Assets that traders see as safer bets during a weak economy rose. The yield on the 10-year Treasury note fell to 1.97 percent. On Monday the yield fell to 1.91 percent in Asian trading, the lowest since the Federal Reserve Bank of St. Louis began keeping daily records in 1962. Bond yields fall when their prices rise.
In a sign that investors expect the economy to slow, oil futures dropped $2, or 2 percent, to $84.44 a barrel.
A relatively strong report on U.S. service companies did little to stem the losses. The Institute for Supply Management said the service sector grew more than analysts had expected in August. Growth in that part of the economy, which employs nearly 90 percent of America’s workforce, fell the three previous months.
TWT Video Picks
Both parties recognize the Democrats' scam
- Inside the Ring: Israel surprised by Hamas tunnel network
- CRUZ: A tale of two hospitals: One in Israel, one in Gaza
- Chicken pox outbreak puts illegal immigrant facility on lockdown
- Israel surprised by Hamas tunnel network
- Report: 40% of weapons sent to Afghanistan are unaccounted for
- Catholic League slams Obama: 'Do Christian lives mean so little to you?'
- GOP leaders delay border bill, leave Obama in control
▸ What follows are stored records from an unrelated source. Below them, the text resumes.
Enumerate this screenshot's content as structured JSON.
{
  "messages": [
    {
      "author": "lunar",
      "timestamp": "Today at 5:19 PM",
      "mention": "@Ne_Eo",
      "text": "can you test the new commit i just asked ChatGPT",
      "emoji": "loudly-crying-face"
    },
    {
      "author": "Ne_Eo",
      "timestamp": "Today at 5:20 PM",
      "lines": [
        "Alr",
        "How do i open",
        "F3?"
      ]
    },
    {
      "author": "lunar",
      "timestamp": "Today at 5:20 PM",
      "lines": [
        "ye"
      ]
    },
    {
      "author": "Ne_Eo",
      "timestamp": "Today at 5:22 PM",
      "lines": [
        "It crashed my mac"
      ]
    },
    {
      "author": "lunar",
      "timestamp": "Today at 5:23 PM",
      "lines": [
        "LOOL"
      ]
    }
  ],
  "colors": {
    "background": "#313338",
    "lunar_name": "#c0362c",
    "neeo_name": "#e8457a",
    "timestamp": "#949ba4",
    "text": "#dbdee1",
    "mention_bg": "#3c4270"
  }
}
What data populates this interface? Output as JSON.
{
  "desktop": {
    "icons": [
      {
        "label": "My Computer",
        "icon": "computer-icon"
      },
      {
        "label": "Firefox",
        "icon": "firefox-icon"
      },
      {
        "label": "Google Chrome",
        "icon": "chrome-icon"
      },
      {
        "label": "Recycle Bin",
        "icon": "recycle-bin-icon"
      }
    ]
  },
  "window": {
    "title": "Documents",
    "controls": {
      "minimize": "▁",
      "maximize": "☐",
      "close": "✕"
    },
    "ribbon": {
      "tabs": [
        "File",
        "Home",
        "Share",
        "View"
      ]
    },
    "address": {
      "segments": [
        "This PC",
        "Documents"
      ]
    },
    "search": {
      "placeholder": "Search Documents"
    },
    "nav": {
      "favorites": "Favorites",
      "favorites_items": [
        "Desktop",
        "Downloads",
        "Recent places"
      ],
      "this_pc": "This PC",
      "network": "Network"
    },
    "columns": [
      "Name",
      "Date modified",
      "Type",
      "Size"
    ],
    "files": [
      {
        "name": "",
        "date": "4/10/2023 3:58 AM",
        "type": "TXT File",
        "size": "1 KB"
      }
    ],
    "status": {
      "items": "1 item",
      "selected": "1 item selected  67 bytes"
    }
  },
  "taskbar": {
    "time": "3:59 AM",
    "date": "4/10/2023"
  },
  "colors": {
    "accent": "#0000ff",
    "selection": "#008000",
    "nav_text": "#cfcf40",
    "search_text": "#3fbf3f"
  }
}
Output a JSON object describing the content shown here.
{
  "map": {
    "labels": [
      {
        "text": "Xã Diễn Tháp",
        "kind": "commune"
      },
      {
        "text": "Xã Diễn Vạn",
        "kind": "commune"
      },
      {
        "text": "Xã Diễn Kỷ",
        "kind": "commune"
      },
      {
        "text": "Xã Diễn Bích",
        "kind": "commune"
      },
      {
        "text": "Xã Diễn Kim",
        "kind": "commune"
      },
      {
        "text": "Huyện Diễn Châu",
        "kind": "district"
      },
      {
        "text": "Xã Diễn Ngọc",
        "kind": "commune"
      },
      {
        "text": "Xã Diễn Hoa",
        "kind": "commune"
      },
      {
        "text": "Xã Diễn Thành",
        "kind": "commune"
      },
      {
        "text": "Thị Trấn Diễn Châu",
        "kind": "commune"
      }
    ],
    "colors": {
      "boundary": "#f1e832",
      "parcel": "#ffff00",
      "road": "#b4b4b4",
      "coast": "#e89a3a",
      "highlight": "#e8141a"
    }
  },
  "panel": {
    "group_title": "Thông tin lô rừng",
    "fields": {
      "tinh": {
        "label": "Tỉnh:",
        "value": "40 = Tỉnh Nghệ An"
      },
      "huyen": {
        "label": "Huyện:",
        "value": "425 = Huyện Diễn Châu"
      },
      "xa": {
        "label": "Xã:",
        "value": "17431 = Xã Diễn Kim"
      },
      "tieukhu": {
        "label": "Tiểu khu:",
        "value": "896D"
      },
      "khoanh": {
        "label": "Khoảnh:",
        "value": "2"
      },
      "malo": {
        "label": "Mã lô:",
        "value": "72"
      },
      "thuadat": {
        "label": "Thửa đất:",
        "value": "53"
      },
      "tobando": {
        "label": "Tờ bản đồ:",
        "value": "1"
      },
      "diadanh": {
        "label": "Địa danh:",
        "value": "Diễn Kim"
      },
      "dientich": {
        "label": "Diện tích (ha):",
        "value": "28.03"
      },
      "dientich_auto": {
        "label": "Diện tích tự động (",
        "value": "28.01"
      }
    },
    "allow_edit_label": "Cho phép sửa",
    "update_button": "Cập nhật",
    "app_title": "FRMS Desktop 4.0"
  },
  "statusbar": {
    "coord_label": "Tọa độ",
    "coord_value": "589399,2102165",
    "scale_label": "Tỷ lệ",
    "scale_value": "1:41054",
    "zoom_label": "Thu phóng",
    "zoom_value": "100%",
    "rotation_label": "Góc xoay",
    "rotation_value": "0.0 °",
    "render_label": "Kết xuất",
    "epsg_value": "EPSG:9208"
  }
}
- CIA admits improperly hacking Senate computers in search of Bush-era information
- Sarah Palin's online channel hits snag as Stephen Colbert buys similar URL
- 'Big Bang' star Mayim Bialik helps send bulletproof vests to IDF
Obama's biggest White House 'fails'
Celebrities turned politicians
Athletes turned actors
20 gadgets that changed the world